- Work item -
Wherever the string "icon" appears in the entries below, return the line that holds it.

---------- Dataset extract

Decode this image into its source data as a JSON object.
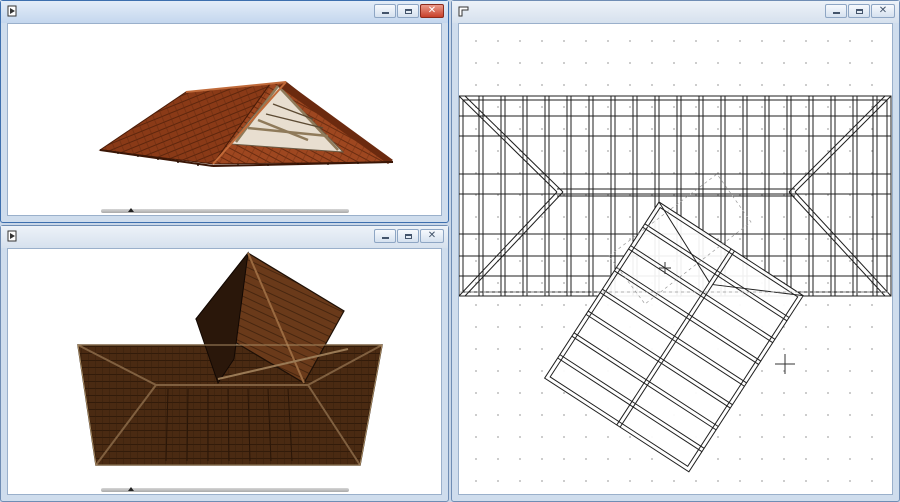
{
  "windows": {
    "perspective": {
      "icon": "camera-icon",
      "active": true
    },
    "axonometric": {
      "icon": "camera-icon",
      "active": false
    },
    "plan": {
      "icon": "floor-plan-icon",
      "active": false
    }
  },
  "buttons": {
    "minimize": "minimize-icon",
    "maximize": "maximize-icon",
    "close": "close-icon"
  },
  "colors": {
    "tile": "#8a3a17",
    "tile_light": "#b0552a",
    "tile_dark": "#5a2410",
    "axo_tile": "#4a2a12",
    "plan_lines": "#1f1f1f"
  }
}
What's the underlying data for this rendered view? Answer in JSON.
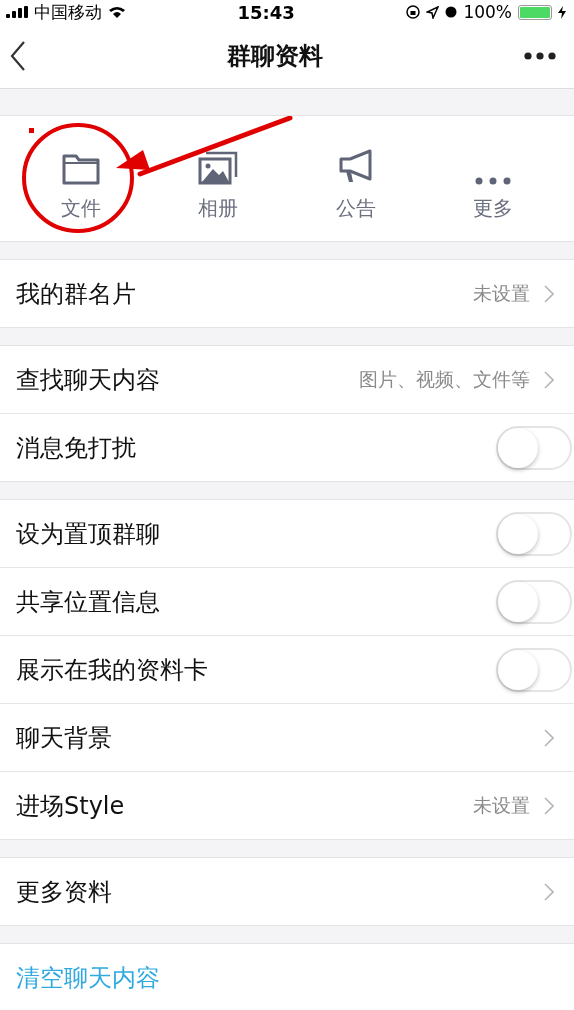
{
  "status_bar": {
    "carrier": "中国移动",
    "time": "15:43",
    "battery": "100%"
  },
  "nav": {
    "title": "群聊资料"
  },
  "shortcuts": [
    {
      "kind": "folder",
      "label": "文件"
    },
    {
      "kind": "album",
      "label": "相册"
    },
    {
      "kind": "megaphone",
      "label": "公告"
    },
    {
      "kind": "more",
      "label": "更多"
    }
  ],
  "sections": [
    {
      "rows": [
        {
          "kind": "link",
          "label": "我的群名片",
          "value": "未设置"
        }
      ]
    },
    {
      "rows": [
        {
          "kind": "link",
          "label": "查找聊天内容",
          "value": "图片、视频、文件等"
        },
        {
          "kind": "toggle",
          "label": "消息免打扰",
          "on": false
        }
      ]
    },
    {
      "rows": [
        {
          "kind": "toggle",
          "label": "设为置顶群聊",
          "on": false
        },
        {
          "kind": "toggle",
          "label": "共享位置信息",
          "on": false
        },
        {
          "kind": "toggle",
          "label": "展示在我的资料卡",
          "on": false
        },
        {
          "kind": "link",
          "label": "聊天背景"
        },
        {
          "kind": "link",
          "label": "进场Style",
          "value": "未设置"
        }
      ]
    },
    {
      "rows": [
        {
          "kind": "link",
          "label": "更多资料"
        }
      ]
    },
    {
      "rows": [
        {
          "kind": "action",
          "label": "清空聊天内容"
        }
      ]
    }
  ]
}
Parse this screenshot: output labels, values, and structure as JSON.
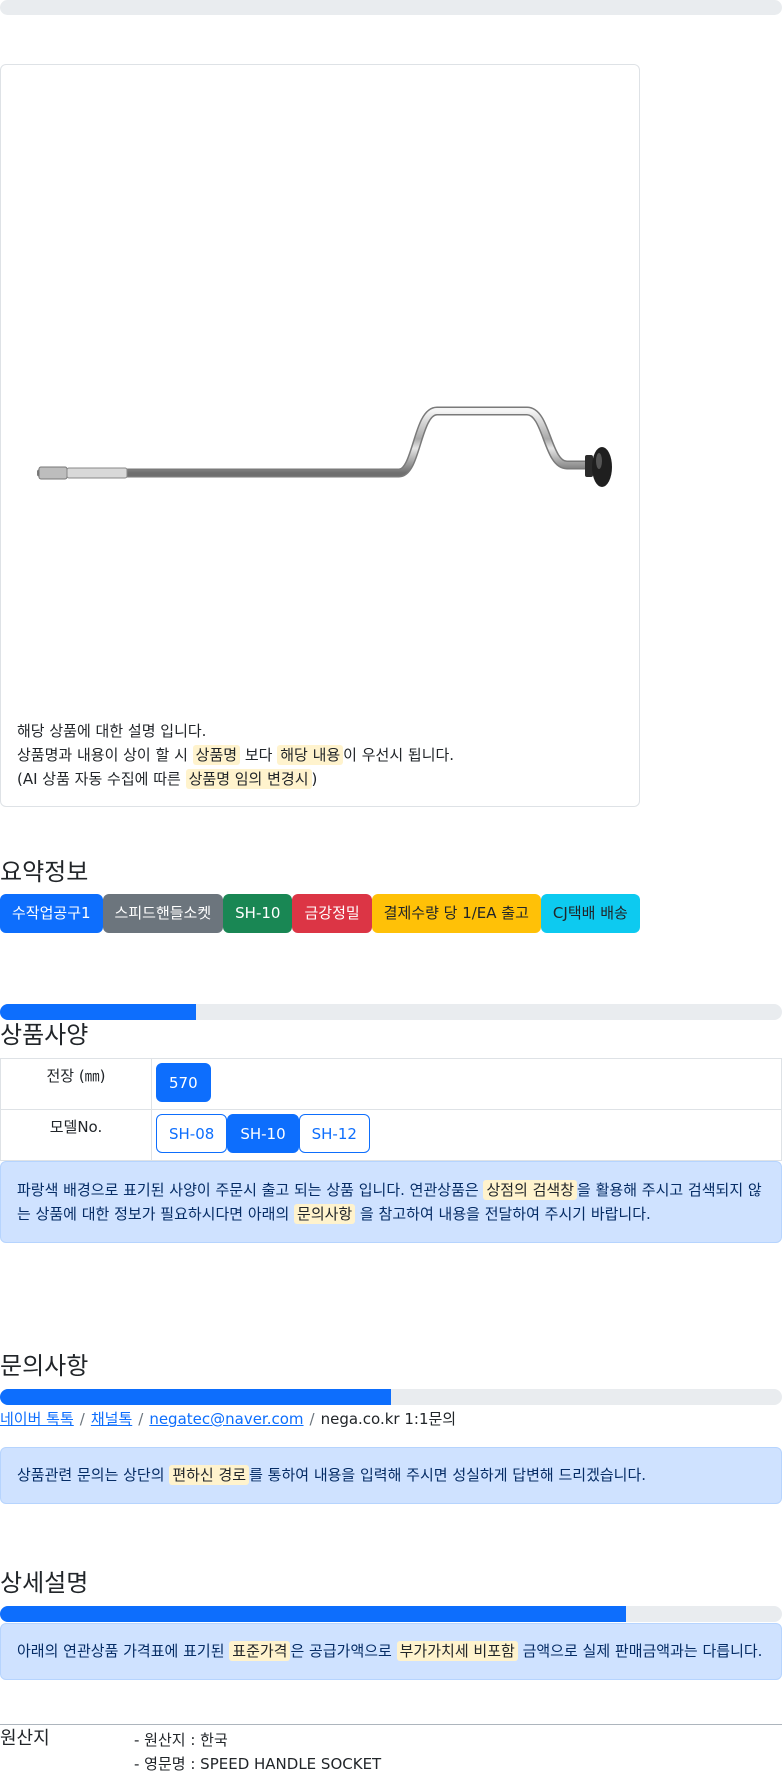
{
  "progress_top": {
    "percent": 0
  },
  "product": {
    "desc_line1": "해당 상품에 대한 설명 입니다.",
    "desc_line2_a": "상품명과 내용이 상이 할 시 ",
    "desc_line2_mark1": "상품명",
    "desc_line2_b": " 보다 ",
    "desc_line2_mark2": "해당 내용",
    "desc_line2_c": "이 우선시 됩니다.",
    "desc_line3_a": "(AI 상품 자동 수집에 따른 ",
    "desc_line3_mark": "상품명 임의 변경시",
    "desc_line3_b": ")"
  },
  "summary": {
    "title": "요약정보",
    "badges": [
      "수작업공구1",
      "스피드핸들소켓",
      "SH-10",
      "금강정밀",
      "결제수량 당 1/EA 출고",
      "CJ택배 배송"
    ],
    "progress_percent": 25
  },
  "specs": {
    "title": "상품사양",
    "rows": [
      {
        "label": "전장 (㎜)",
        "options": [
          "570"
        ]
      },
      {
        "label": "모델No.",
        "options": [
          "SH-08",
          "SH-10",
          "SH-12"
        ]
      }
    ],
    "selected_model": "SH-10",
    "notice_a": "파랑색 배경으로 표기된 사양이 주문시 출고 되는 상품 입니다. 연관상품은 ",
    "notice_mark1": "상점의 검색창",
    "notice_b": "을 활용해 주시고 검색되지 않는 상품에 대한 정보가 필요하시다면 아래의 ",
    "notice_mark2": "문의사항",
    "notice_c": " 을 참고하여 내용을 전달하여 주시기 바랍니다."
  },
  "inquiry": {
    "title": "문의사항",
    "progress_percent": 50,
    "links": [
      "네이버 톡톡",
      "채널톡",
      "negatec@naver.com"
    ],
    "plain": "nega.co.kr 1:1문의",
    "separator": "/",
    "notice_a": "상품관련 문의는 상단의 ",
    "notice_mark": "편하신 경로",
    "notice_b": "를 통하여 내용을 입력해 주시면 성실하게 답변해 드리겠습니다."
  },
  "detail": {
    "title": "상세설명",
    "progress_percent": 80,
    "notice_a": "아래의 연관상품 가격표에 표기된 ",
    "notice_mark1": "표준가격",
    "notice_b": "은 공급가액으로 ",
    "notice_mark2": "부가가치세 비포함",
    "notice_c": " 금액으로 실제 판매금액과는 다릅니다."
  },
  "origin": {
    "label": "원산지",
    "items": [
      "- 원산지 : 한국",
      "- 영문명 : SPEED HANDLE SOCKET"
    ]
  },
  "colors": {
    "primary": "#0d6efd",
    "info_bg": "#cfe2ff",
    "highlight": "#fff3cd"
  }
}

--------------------

- Result below -
      "icon": "camera-icon",
      "icon": "camera-icon",
      "icon": "floor-plan-icon",
    "minimize": "minimize-icon",
    "maximize": "maximize-icon",
    "close": "close-icon"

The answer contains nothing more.